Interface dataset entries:

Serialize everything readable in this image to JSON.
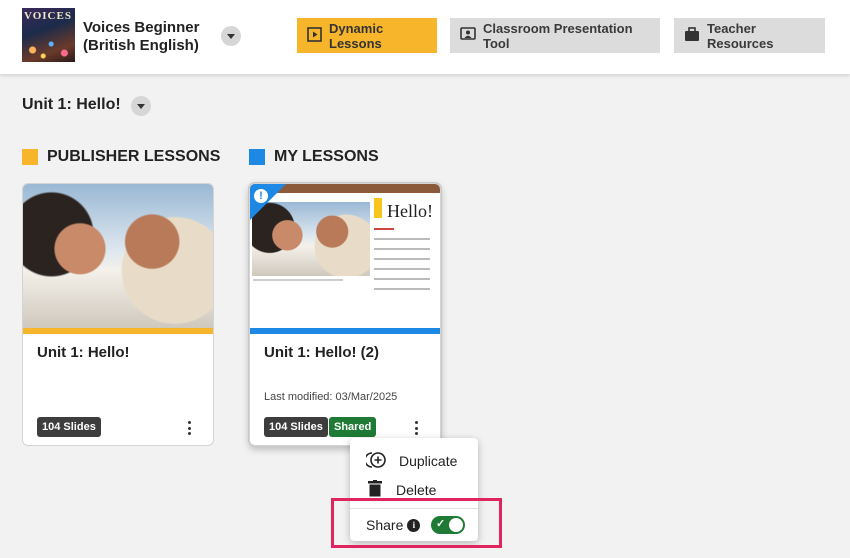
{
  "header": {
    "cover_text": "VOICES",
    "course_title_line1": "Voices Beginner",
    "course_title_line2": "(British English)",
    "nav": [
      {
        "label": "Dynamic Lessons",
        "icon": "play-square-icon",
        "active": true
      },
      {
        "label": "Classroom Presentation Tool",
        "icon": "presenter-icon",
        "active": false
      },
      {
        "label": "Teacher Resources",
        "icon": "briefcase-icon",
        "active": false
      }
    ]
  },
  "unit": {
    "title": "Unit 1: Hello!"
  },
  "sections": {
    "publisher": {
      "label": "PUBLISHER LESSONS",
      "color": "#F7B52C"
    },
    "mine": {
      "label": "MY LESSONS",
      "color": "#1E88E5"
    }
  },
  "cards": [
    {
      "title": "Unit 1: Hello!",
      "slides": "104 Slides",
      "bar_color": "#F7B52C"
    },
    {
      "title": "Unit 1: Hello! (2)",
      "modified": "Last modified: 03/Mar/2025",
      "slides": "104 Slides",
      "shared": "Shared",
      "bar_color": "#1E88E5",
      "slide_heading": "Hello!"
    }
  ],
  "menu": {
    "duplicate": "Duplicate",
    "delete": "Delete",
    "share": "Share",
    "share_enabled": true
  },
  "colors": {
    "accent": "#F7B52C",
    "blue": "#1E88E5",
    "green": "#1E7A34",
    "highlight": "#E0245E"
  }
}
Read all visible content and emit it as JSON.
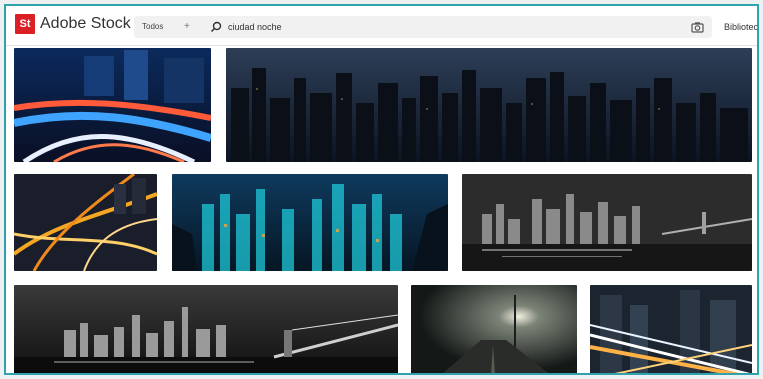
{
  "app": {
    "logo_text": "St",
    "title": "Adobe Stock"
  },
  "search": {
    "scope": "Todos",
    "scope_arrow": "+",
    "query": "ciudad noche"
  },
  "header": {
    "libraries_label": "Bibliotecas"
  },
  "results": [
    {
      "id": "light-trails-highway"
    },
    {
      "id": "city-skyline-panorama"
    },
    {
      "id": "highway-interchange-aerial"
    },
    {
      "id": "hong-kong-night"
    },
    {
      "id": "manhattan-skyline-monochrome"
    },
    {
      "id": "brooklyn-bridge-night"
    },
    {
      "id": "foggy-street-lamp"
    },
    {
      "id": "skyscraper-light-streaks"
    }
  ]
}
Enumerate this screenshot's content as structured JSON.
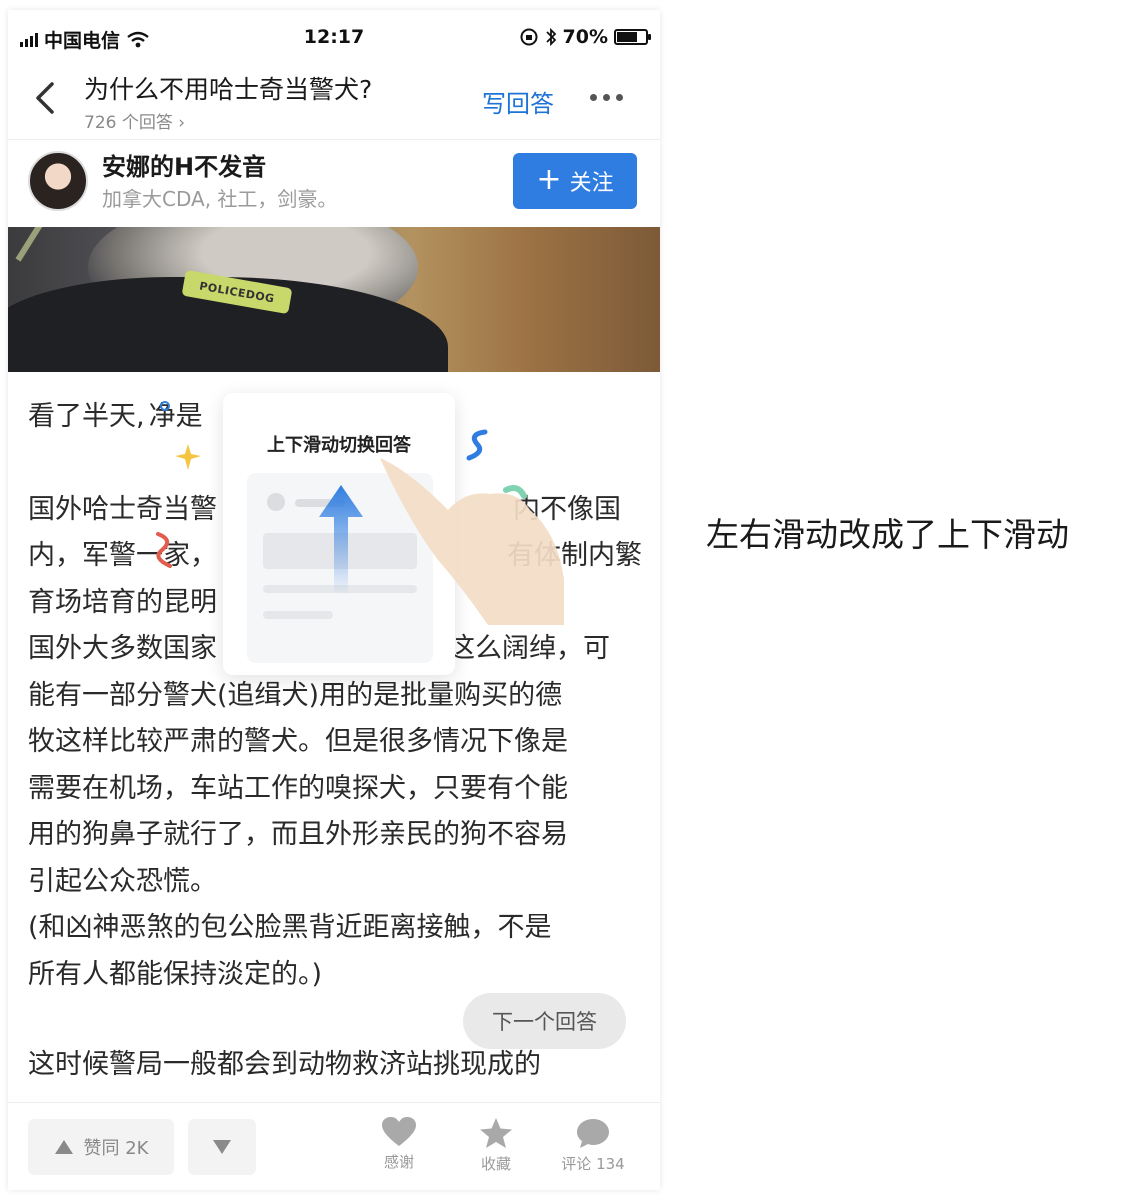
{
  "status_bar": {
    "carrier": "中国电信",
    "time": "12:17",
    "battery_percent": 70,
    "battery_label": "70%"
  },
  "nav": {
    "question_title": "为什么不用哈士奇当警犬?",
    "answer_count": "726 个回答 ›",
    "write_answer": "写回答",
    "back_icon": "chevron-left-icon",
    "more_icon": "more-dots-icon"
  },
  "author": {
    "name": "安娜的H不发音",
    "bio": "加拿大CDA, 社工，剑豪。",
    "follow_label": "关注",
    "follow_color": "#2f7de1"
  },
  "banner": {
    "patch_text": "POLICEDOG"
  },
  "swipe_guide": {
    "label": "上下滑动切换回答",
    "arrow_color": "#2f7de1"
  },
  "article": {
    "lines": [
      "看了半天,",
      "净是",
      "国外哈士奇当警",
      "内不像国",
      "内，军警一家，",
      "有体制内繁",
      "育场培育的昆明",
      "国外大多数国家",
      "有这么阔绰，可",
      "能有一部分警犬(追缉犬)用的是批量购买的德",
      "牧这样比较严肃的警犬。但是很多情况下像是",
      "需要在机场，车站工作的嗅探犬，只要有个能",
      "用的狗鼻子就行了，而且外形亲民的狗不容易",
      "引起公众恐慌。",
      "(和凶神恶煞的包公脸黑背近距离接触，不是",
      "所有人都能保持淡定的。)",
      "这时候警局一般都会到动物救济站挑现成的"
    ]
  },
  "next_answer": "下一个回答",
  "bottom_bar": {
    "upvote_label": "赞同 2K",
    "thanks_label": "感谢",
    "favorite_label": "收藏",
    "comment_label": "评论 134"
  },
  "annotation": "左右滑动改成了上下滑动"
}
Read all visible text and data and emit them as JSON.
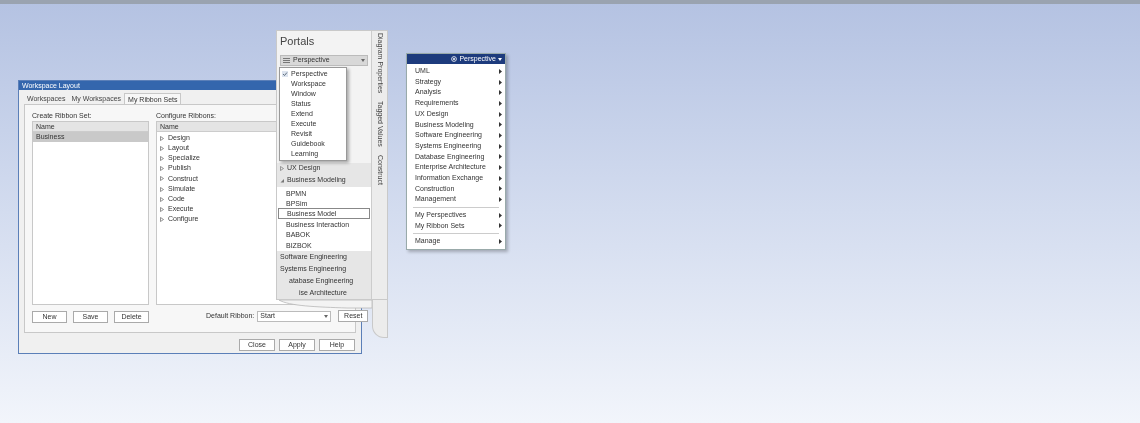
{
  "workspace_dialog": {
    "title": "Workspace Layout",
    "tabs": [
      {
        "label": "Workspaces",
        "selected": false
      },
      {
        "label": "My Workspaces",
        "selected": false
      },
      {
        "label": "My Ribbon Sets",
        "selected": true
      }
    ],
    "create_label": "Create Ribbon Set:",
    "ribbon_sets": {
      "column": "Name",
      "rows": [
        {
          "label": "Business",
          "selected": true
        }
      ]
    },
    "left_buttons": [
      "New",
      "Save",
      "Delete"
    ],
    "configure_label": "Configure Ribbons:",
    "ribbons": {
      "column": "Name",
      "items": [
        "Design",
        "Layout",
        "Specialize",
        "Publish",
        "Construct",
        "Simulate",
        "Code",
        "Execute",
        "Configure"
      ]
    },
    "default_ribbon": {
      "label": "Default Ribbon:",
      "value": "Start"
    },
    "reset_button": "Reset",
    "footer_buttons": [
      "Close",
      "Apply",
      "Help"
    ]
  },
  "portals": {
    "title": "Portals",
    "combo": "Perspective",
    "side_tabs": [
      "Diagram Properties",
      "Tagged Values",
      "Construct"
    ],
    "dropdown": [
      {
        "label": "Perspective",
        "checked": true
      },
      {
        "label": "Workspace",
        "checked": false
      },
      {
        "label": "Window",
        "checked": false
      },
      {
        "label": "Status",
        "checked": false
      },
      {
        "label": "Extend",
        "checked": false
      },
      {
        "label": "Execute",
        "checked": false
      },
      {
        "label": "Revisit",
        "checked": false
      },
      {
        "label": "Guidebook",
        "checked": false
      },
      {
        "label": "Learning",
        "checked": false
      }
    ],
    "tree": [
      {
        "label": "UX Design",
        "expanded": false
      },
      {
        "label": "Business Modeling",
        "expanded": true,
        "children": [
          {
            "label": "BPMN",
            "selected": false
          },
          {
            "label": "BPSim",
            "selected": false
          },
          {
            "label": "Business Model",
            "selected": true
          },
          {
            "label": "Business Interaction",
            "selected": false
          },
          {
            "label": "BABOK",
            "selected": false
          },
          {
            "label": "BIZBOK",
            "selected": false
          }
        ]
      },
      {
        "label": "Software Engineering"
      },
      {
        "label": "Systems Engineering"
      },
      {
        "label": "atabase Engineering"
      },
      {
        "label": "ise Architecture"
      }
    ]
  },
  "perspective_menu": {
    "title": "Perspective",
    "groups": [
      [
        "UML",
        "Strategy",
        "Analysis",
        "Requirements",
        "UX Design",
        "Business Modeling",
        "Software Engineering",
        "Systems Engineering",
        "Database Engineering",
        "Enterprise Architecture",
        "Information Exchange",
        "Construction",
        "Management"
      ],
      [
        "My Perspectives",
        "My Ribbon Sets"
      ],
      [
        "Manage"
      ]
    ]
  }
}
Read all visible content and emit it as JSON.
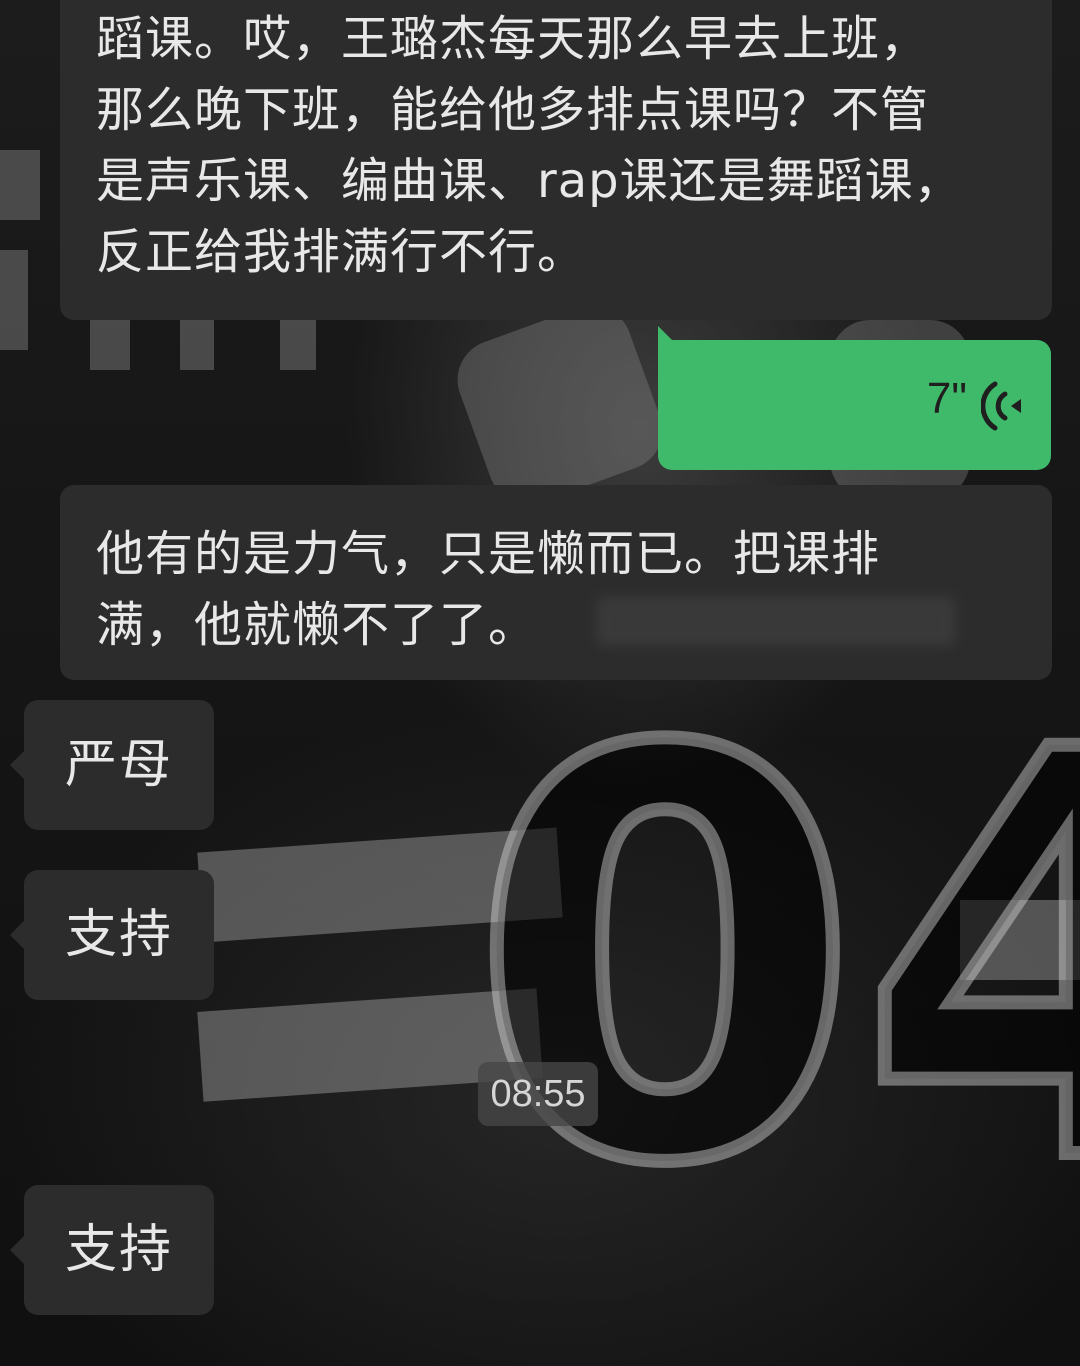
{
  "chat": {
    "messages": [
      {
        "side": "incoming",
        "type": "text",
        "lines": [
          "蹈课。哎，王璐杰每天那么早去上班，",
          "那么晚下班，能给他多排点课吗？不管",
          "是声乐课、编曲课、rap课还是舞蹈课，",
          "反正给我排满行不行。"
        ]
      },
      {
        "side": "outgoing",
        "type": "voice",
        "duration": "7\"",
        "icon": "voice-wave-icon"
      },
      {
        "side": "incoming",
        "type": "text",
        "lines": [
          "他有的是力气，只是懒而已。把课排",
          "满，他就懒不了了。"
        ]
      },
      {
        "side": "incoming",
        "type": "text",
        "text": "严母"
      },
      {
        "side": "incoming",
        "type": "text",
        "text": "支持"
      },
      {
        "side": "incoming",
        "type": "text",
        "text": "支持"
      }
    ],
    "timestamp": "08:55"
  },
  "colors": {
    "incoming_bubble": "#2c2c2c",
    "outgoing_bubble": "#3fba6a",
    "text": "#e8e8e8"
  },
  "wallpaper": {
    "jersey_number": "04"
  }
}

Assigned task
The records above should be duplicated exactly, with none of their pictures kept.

Answer to the problem
Serialize everything readable in this image to JSON.
{
  "header": {
    "cover_text": "VOICES",
    "course_title_line1": "Voices Beginner",
    "course_title_line2": "(British English)",
    "nav": [
      {
        "label": "Dynamic Lessons",
        "icon": "play-square-icon",
        "active": true
      },
      {
        "label": "Classroom Presentation Tool",
        "icon": "presenter-icon",
        "active": false
      },
      {
        "label": "Teacher Resources",
        "icon": "briefcase-icon",
        "active": false
      }
    ]
  },
  "unit": {
    "title": "Unit 1: Hello!"
  },
  "sections": {
    "publisher": {
      "label": "PUBLISHER LESSONS",
      "color": "#F7B52C"
    },
    "mine": {
      "label": "MY LESSONS",
      "color": "#1E88E5"
    }
  },
  "cards": [
    {
      "title": "Unit 1: Hello!",
      "slides": "104 Slides",
      "bar_color": "#F7B52C"
    },
    {
      "title": "Unit 1: Hello! (2)",
      "modified": "Last modified: 03/Mar/2025",
      "slides": "104 Slides",
      "shared": "Shared",
      "bar_color": "#1E88E5",
      "slide_heading": "Hello!"
    }
  ],
  "menu": {
    "duplicate": "Duplicate",
    "delete": "Delete",
    "share": "Share",
    "share_enabled": true
  },
  "colors": {
    "accent": "#F7B52C",
    "blue": "#1E88E5",
    "green": "#1E7A34",
    "highlight": "#E0245E"
  }
}
Read all visible content and emit it as JSON.
{
  "app": {
    "logo_text": "St",
    "title": "Adobe Stock"
  },
  "search": {
    "scope": "Todos",
    "scope_arrow": "+",
    "query": "ciudad noche"
  },
  "header": {
    "libraries_label": "Bibliotecas"
  },
  "results": [
    {
      "id": "light-trails-highway"
    },
    {
      "id": "city-skyline-panorama"
    },
    {
      "id": "highway-interchange-aerial"
    },
    {
      "id": "hong-kong-night"
    },
    {
      "id": "manhattan-skyline-monochrome"
    },
    {
      "id": "brooklyn-bridge-night"
    },
    {
      "id": "foggy-street-lamp"
    },
    {
      "id": "skyscraper-light-streaks"
    }
  ]
}
Enumerate this screenshot's content as structured JSON.
{
  "status_bar": {
    "carrier": "中国电信",
    "time": "12:17",
    "battery_percent": 70,
    "battery_label": "70%"
  },
  "nav": {
    "question_title": "为什么不用哈士奇当警犬?",
    "answer_count": "726 个回答 ›",
    "write_answer": "写回答",
    "back_icon": "chevron-left-icon",
    "more_icon": "more-dots-icon"
  },
  "author": {
    "name": "安娜的H不发音",
    "bio": "加拿大CDA, 社工，剑豪。",
    "follow_label": "关注",
    "follow_color": "#2f7de1"
  },
  "banner": {
    "patch_text": "POLICEDOG"
  },
  "swipe_guide": {
    "label": "上下滑动切换回答",
    "arrow_color": "#2f7de1"
  },
  "article": {
    "lines": [
      "看了半天,",
      "净是",
      "国外哈士奇当警",
      "内不像国",
      "内，军警一家，",
      "有体制内繁",
      "育场培育的昆明",
      "国外大多数国家",
      "有这么阔绰，可",
      "能有一部分警犬(追缉犬)用的是批量购买的德",
      "牧这样比较严肃的警犬。但是很多情况下像是",
      "需要在机场，车站工作的嗅探犬，只要有个能",
      "用的狗鼻子就行了，而且外形亲民的狗不容易",
      "引起公众恐慌。",
      "(和凶神恶煞的包公脸黑背近距离接触，不是",
      "所有人都能保持淡定的。)",
      "这时候警局一般都会到动物救济站挑现成的"
    ]
  },
  "next_answer": "下一个回答",
  "bottom_bar": {
    "upvote_label": "赞同 2K",
    "thanks_label": "感谢",
    "favorite_label": "收藏",
    "comment_label": "评论 134"
  },
  "annotation": "左右滑动改成了上下滑动"
}
Read all visible text and data and emit them as JSON.
{
  "workspace_dialog": {
    "title": "Workspace Layout",
    "tabs": [
      {
        "label": "Workspaces",
        "selected": false
      },
      {
        "label": "My Workspaces",
        "selected": false
      },
      {
        "label": "My Ribbon Sets",
        "selected": true
      }
    ],
    "create_label": "Create Ribbon Set:",
    "ribbon_sets": {
      "column": "Name",
      "rows": [
        {
          "label": "Business",
          "selected": true
        }
      ]
    },
    "left_buttons": [
      "New",
      "Save",
      "Delete"
    ],
    "configure_label": "Configure Ribbons:",
    "ribbons": {
      "column": "Name",
      "items": [
        "Design",
        "Layout",
        "Specialize",
        "Publish",
        "Construct",
        "Simulate",
        "Code",
        "Execute",
        "Configure"
      ]
    },
    "default_ribbon": {
      "label": "Default Ribbon:",
      "value": "Start"
    },
    "reset_button": "Reset",
    "footer_buttons": [
      "Close",
      "Apply",
      "Help"
    ]
  },
  "portals": {
    "title": "Portals",
    "combo": "Perspective",
    "side_tabs": [
      "Diagram Properties",
      "Tagged Values",
      "Construct"
    ],
    "dropdown": [
      {
        "label": "Perspective",
        "checked": true
      },
      {
        "label": "Workspace",
        "checked": false
      },
      {
        "label": "Window",
        "checked": false
      },
      {
        "label": "Status",
        "checked": false
      },
      {
        "label": "Extend",
        "checked": false
      },
      {
        "label": "Execute",
        "checked": false
      },
      {
        "label": "Revisit",
        "checked": false
      },
      {
        "label": "Guidebook",
        "checked": false
      },
      {
        "label": "Learning",
        "checked": false
      }
    ],
    "tree": [
      {
        "label": "UX Design",
        "expanded": false
      },
      {
        "label": "Business Modeling",
        "expanded": true,
        "children": [
          {
            "label": "BPMN",
            "selected": false
          },
          {
            "label": "BPSim",
            "selected": false
          },
          {
            "label": "Business Model",
            "selected": true
          },
          {
            "label": "Business Interaction",
            "selected": false
          },
          {
            "label": "BABOK",
            "selected": false
          },
          {
            "label": "BIZBOK",
            "selected": false
          }
        ]
      },
      {
        "label": "Software Engineering"
      },
      {
        "label": "Systems Engineering"
      },
      {
        "label": "atabase Engineering"
      },
      {
        "label": "ise Architecture"
      }
    ]
  },
  "perspective_menu": {
    "title": "Perspective",
    "groups": [
      [
        "UML",
        "Strategy",
        "Analysis",
        "Requirements",
        "UX Design",
        "Business Modeling",
        "Software Engineering",
        "Systems Engineering",
        "Database Engineering",
        "Enterprise Architecture",
        "Information Exchange",
        "Construction",
        "Management"
      ],
      [
        "My Perspectives",
        "My Ribbon Sets"
      ],
      [
        "Manage"
      ]
    ]
  }
}
Read all visible content and emit it as JSON.
{
  "chat": {
    "messages": [
      {
        "side": "incoming",
        "type": "text",
        "lines": [
          "蹈课。哎，王璐杰每天那么早去上班，",
          "那么晚下班，能给他多排点课吗？不管",
          "是声乐课、编曲课、rap课还是舞蹈课，",
          "反正给我排满行不行。"
        ]
      },
      {
        "side": "outgoing",
        "type": "voice",
        "duration": "7\"",
        "icon": "voice-wave-icon"
      },
      {
        "side": "incoming",
        "type": "text",
        "lines": [
          "他有的是力气，只是懒而已。把课排",
          "满，他就懒不了了。"
        ]
      },
      {
        "side": "incoming",
        "type": "text",
        "text": "严母"
      },
      {
        "side": "incoming",
        "type": "text",
        "text": "支持"
      },
      {
        "side": "incoming",
        "type": "text",
        "text": "支持"
      }
    ],
    "timestamp": "08:55"
  },
  "colors": {
    "incoming_bubble": "#2c2c2c",
    "outgoing_bubble": "#3fba6a",
    "text": "#e8e8e8"
  },
  "wallpaper": {
    "jersey_number": "04"
  }
}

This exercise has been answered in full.